    • Try to only stage content right before publication. It’s easy to forget that content is staged and is not ready for publication. It also makes things complicated if the page needs other changes made but new content has been staged.
  • translate - This tells our translation vendor to check the page for changes and push them to the translated versions of the page. This tag should be on every page unless otherwise specified.

Always check the tags before publishing. Sometimes tags drop off or do not load before publishing. It’s especially important to check for staging-only if changes are not ready to be published.


Use the Update button to publish. If you have made changes, but are not ready to publish to the live site, use the staging-only tag. Do not use Switch to draft. This unpublishes the page from the site.

After a post is submitted for publishing, you can track its progress in the github Actions. It usually takes a few minutes after the action completes before the change appears on the site. If you see in Actions that publishing for your page failed in, ask a developer to take a look at what happened.

Archiving content

To archive a page:

  1. Save the content (and any special code) in a Google Doc in case you need it later.
  2. Remove the page from the menu navigation.
  3. Search WordPress for the page URL to see if it’s linked to by any other page on the site. If so, remove or change the link.
    a. Search using only the slug (for example, /vaccines/) instead of the full URL (like https://covid19.ca.gov/vaccines). Many links do not use the full URL, just the slug.
  4. Create a redirect for the page (and any translated versions).
    a. If there is a page that has replacement content, set the redirect to that page.
    b. If there is no replacement content, leave the destination column blank. This prevents the site from getting a Soft 4040 penalty.
    c. Create redirects for any anchor links on the page too.
    d. Check the redirect table to see if the page you’re archiving is the destination of any redirects. Update those destinations as appropriate.
  5. Find the page in the Posts section of WordPress.
  6. Hover your cursor over the row with the post. You’ll see a set of options appear.
  7. Select Trash. The post will move to the trash immediately without a confirmation screen.
  8. Create a Jira ticket the engineers that the page has been removed to:
    a. Remove translated page files
    b. Do a recrawl of quick answer questions (if needed)
    c. Remove URL from uptime monitoring check
  9. Remove the page from the per page feedback filter code on github.
  10. Move the folder of draft Google Docs to the Archived content folder.

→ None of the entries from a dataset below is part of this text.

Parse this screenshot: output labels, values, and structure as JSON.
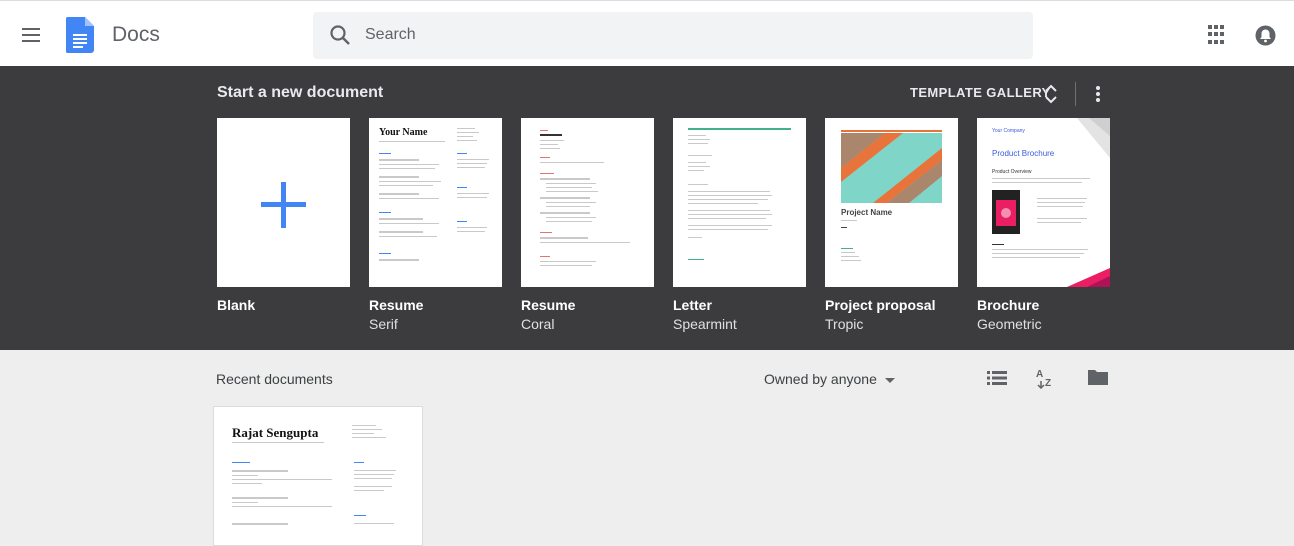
{
  "header": {
    "app_title": "Docs",
    "search_placeholder": "Search",
    "icons": [
      "menu-icon",
      "docs-logo-icon",
      "search-icon",
      "apps-grid-icon",
      "account-icon"
    ]
  },
  "new_document": {
    "title": "Start a new document",
    "gallery_label": "TEMPLATE GALLERY",
    "templates": [
      {
        "name": "Blank",
        "sub": ""
      },
      {
        "name": "Resume",
        "sub": "Serif"
      },
      {
        "name": "Resume",
        "sub": "Coral"
      },
      {
        "name": "Letter",
        "sub": "Spearmint"
      },
      {
        "name": "Project proposal",
        "sub": "Tropic"
      },
      {
        "name": "Brochure",
        "sub": "Geometric"
      }
    ],
    "thumb_text": {
      "serif_name": "Your Name",
      "coral_name": "Hello",
      "coral_name2": "I'm Your Name",
      "proposal_title": "Project Name",
      "brochure_company": "Your Company",
      "brochure_title": "Product Brochure",
      "brochure_overview": "Product Overview"
    }
  },
  "recent": {
    "title": "Recent documents",
    "owner_filter": "Owned by anyone",
    "documents": [
      {
        "name": "Rajat Sengupta"
      }
    ]
  },
  "colors": {
    "band_bg": "#3c3c3f",
    "blue_plus": "#4285f4",
    "coral": "#e57373",
    "spearmint": "#45b08c",
    "tropic_teal": "#7fd6c8",
    "tropic_orange": "#e8743b",
    "brochure_pink": "#e91e63"
  }
}
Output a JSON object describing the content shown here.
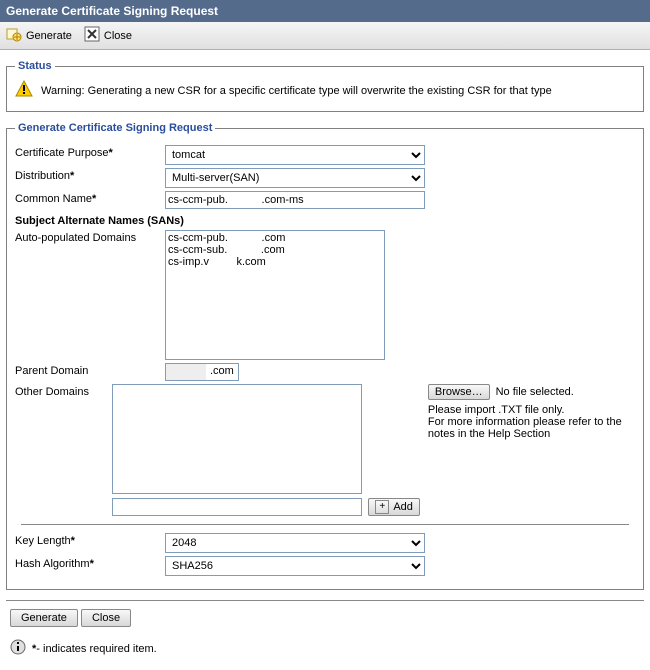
{
  "title": "Generate Certificate Signing Request",
  "toolbar": {
    "generate": "Generate",
    "close": "Close"
  },
  "status": {
    "legend": "Status",
    "warning": "Warning: Generating a new CSR for a specific certificate type will overwrite the existing CSR for that type"
  },
  "form": {
    "legend": "Generate Certificate Signing Request",
    "certPurpose": {
      "label": "Certificate Purpose",
      "value": "tomcat"
    },
    "distribution": {
      "label": "Distribution",
      "value": "Multi-server(SAN)"
    },
    "commonName": {
      "label": "Common Name",
      "value": "cs-ccm-pub.           .com-ms"
    },
    "san": {
      "heading": "Subject Alternate Names (SANs)",
      "autoLabel": "Auto-populated Domains",
      "autoValue": "cs-ccm-pub.           .com\ncs-ccm-sub.           .com\ncs-imp.v         k.com",
      "parentLabel": "Parent Domain",
      "parentSuffix": ".com",
      "otherLabel": "Other Domains",
      "browse": "Browse…",
      "noFile": "No file selected.",
      "help1": "Please import .TXT file only.",
      "help2": "For more information please refer to the notes in the Help Section",
      "addLabel": "Add"
    },
    "keyLength": {
      "label": "Key Length",
      "value": "2048"
    },
    "hashAlg": {
      "label": "Hash Algorithm",
      "value": "SHA256"
    }
  },
  "bottom": {
    "generate": "Generate",
    "close": "Close"
  },
  "footnote": "- indicates required item."
}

To restore a post:

  1. Go to the Posts section of WordPress.
  2. At the top, underneath the word Posts, you’ll see a list starting with All and a number in parentheses. Select Trash at the end of the list.
  3. Underneath the name of archived page, select Restore.
Created and maintained by Office of Digital Innovation